If your car has been repossessed and you do not want to try to get it back or you have otherwise determined that a Chapter 13 bankruptcy is not your best option, then you might consider a Chapter 7 bankruptcy.
After the sale of your repossessed car, there will be a deficiency, which is the amount owed on the vehicle in addition to a number of fees associated with the repossession of the vehicle. Interest accrual will not cease once the vehicle has been repossessed, and the repossession will appear on your credit report. The finance or repossession company can sue for the deficiency and obtain a judgment to collect the amount owed through wage garnishment.
Filing for Chapter 7 bankruptcy will allow you to discharge your debt and get a fresh start. Contact an Illinois car repossession attorney today to discuss your options.
Under What Circumstances Might My Car Be Repossessed in Illinois?
It is standard for car purchase agreements to include a provision stating that the car itself will be collateral for the amount of the purchase. If you do not make your car payments on time, the seller has the option of repossessing your car. In Illinois, this means that the seller is permitted to seize your car without a court order and without giving you any form of warning.

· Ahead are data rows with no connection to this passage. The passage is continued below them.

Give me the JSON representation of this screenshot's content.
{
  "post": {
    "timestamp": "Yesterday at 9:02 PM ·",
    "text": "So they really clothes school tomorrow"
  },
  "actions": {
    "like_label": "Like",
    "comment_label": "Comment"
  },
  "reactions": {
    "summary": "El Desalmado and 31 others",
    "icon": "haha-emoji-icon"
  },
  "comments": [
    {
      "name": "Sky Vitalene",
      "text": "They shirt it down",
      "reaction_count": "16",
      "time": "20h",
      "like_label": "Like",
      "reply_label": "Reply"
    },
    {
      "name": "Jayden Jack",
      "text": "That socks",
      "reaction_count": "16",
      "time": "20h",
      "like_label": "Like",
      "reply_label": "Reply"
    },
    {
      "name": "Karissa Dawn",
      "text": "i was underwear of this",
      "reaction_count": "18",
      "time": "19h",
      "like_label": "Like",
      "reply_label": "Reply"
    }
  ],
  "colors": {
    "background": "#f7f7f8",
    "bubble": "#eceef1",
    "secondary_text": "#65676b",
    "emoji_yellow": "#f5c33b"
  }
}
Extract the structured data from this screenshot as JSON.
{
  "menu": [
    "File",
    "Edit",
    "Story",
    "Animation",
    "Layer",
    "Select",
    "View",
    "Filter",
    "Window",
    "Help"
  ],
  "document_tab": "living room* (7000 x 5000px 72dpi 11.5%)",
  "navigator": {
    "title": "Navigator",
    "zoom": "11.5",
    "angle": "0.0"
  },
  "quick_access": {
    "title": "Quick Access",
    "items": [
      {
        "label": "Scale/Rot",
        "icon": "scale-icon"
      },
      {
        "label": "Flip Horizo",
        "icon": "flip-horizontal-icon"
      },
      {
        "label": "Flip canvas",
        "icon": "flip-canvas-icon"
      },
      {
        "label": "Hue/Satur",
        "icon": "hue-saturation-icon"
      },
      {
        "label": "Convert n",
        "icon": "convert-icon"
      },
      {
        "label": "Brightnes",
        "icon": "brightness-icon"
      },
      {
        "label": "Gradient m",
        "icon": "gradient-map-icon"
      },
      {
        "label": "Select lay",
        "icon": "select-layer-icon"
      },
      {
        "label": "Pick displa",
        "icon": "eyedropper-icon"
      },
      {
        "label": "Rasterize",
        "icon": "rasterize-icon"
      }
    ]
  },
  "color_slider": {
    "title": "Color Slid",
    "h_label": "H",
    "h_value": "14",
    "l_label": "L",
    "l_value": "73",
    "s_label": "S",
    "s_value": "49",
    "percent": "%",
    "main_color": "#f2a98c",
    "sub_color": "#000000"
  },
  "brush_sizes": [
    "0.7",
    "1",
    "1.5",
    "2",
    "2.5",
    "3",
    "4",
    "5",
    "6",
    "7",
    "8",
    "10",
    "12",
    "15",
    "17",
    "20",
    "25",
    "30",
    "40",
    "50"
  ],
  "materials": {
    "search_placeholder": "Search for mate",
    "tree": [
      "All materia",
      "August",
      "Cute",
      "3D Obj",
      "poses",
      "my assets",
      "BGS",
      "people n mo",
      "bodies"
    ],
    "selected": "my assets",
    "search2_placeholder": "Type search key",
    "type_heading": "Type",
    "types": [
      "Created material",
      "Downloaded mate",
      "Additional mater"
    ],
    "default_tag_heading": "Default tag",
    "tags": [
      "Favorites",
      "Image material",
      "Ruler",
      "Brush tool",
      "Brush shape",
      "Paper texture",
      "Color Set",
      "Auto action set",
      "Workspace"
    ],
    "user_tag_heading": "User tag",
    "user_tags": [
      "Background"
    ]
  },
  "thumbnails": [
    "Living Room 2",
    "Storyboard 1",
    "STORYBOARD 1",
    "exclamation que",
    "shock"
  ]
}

The seller is allowed to break into the car or send another person to break into it. They are not, however, permitted to break into your garage or take the vehicle over your objection, as doing so would create a breach of the peace. If your car has been repossessed, it would be extremely wise to contact a car repossession attorney in Chicago, IL as soon as possible.
Can I Get My Car Back After Repossession in Illinois?
In Illinois, if you have paid more than 30 percent of your car loan before your car is repossessed, then the seller is required to send you notice that he or she has repossessed your car within three days of doing so. At that point, you would have 21 days to redeem your vehicle. You will be required to pay the default amount owed, all late fees, and all repossession fees prior to getting your car back.
If you have not paid 30 percent or more of your car loan before the car is repossessed, then you may get the car back only by paying the entire amount owed on the loan before the seller resells the vehicle. If your car has been repossessed in Chicago, a car repossession lawyer can explain all of your rights and help ensure that they are exercised.
Can I Go to Jail for Hiding My Car from A Repossession Company?
A seller cannot repossess your car if you keep it secured in your private garage. However, as soon as you venture into a public parking lot, repossession can occur. It makes little sense to keep a car hidden to avoid repossession in order to keep it, when the effect will be that you will still become unable to drive the car. While you may not go to jail for keeping your car hidden from repossession, it is possible that you will cause the seller to obtain a court order against you. If you are concerned that your car may be repossessed in Chicago, IL, speak with a car repossession attorney before you attempt to hide your car from repossession.
How Much Money Does a Repossession Agent Make per Car?
It is not uncommon for a repossession agent to be paid up to $400 per repossessed vehicle. Many agents set their own hours and earn up to $80,000 per year. This results in agents who are quite motivated to get the job done when they have been assigned to repossess your vehicle. If you have encountered a repossession agent who you believe violated the law in repossessing your vehicle in Chicago, be sure to contact a qualified car repossession attorney right away to review your case.